Context Artificial and bioartificial support systems may provide a "bridge"
for patients with severe liver disease to recovery or transplantation.
Objective To evaluate the effect of artificial and bioartificial support systems
for acute and acute-on-chronic liver failure.
Data Sources Randomized trials on any support system vs standard medical therapy
were included irrespective of publication status or language. Nonrandomized
studies were included in explorative analyses. Trials were identified through
electronic searches (Cochrane Hepato-Biliary Group Controlled Trials Register,
Cochrane Library, MEDLINE, EMBASE, and the Chinese Medical Database), bibliographies,
and contact with experts. Searches were conducted of the entire databases
through September 2002.
Study Selection Of 528 references identified, 12 randomized trials with 483 patients
were included. Eight nonrandomized studies were included in explorative analyses.
Data Extraction Data were extracted and trial quality was assessed independently by
3 reviewers (L.L.K., J.L., B.A-N.). The primary outcome measure was all-cause
mortality. Results were combined on the risk ratio (RR) scale. Random-effects
models were used.
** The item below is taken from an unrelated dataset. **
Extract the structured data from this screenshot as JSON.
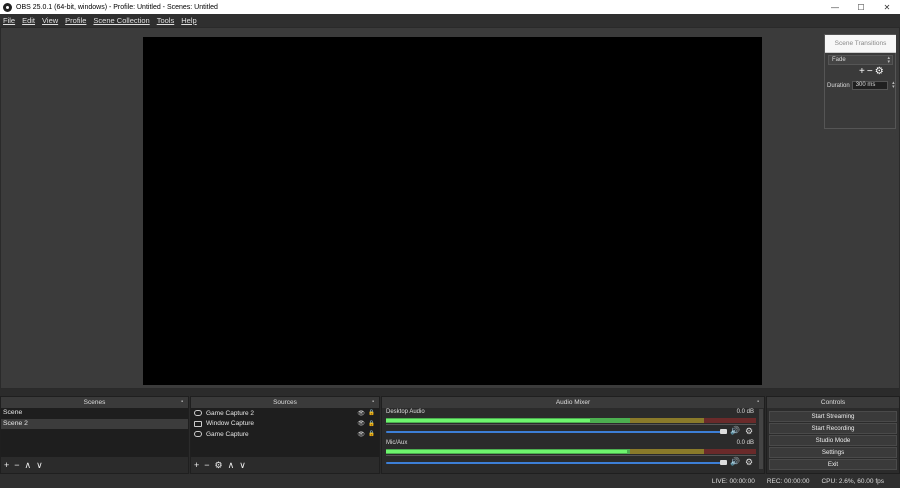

Sources of heterogeneity were explored through meta-regression
and stratified meta-analyses.
Data Synthesis Of the 12 trials included, 10 assessed artificial systems for acute
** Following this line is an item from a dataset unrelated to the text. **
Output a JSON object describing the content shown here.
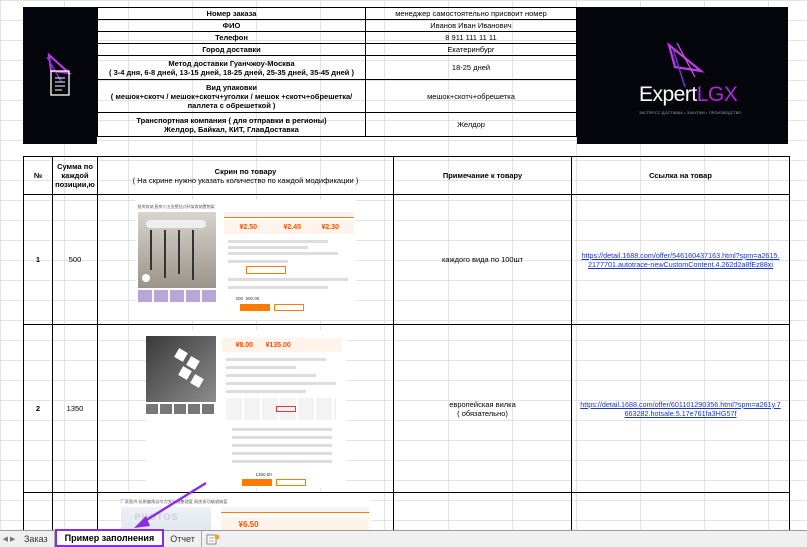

or acute-on-chronic liver failure and 2 assessed bioartificial systems for
acute liver failure. Overall, support systems had no significant effect on
mortality compared with standard medical therapy (RR, 0.86; 95% confidence
interval [CI], 0.65-1.12). Meta-regression indicated that the effect of support
systems depended on the type of liver failure (P =
.03). In stratified meta-analyses, support systems appeared to reduce mortality
by 33% in acute-on-chronic liver failure (RR, 0.67; 95% CI, 0.51-0.90), but
not in acute liver failure (RR, 0.95; 95% CI, 0.71-1.29). Compared with randomized
trials, nonrandomized studies produced significantly larger estimates of intervention
effects (P = .01).
Conclusion This review suggests that artificial support systems reduce mortality
in acute-on-chronic liver failure compared with standard medical therapy.
Artificial and bioartificial support systems did not appear to affect mortality
in acute liver failure.